- Science. Sort of. We don't even have a large hadron collider though.
- Space program. I guess, but I mean, even China has one now.
- Oh, I got one: Broadway musicals. But that's kind of like American football, ya know. It really only exists here.
- The medical and pharmaceutical industries. Sure, we have some good stuff, but not everyone can use them.
- Two words: Will Smith.
- Another two: Mariah Carey.
- This sort of goes with exporting culture, but I also think we export our version of the English language. But, we can't make nay money off of this because people get on Napster or Friendster or whatever and download and steal it, for free! We have GOT to copyright our accent or something.
- Oh, how could I forget: Fast food! And other junky snacks.
- Making cars. Just kidding.
- Google. We've got Google. Those colorful, rollerblading, Segway-riding, free-delicious-food-eating brainiac billionaires over in CA. Let's hope they don't relocate. Or more importantly, let's hope California doesn't declare independence from the rest of the US. So let's say this:
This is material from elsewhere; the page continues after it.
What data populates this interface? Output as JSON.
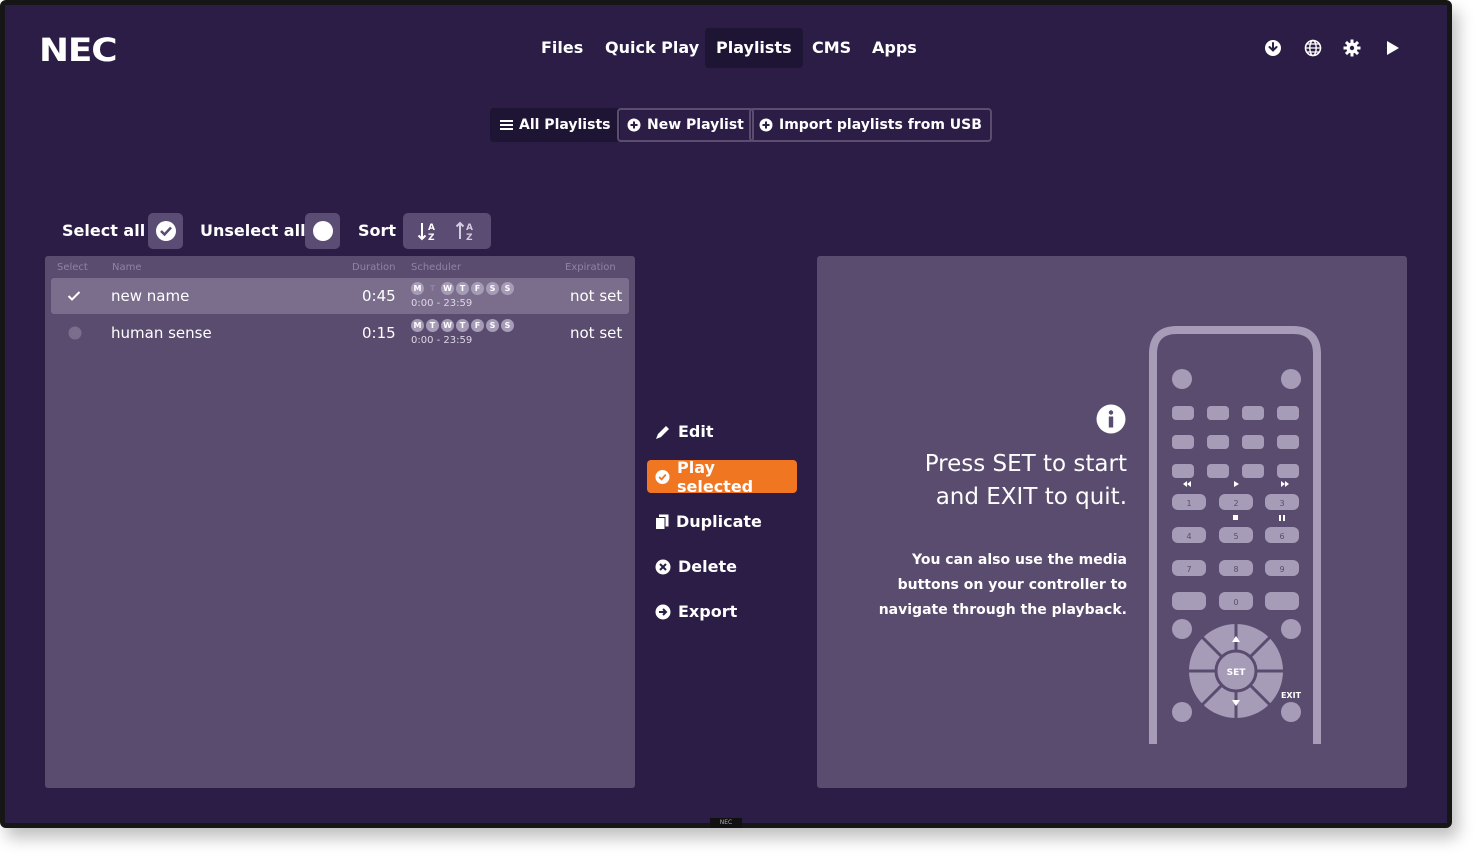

- We have California (for the time being). What's to keep them from succeeding from the rest of the US and taking Schwartzeneggar as their president? I mean, seriously. If you think about it, the rest of the US (with the possible exception of New York, maybe Chicago) is kind of dragging California down. California's political and economicl ideology is way more progressive than the rest of the US, and frankly, I think they might be getting sick of us. Is it a surprise that it says "Designed in California. Assembled in China" on the back of your iPod? Designed in California, not the United States. They're just getting a head start on the succession.
- So more generally, we have the Silicon Valley and everything associated with it. Again, while ideas are exported throughout the world, the hardware that acts as a platform for these ideas is increasingly manufactured elsewhere.
- I think we still make microchips here, maybe?
- Weapons. Bombs. Airplanes. When it comes to military spending, we are number one. Yikes.
- We can't even win at competetive eating anymore.
- We're good at making prisons. And TV shows about hunks who break out of them!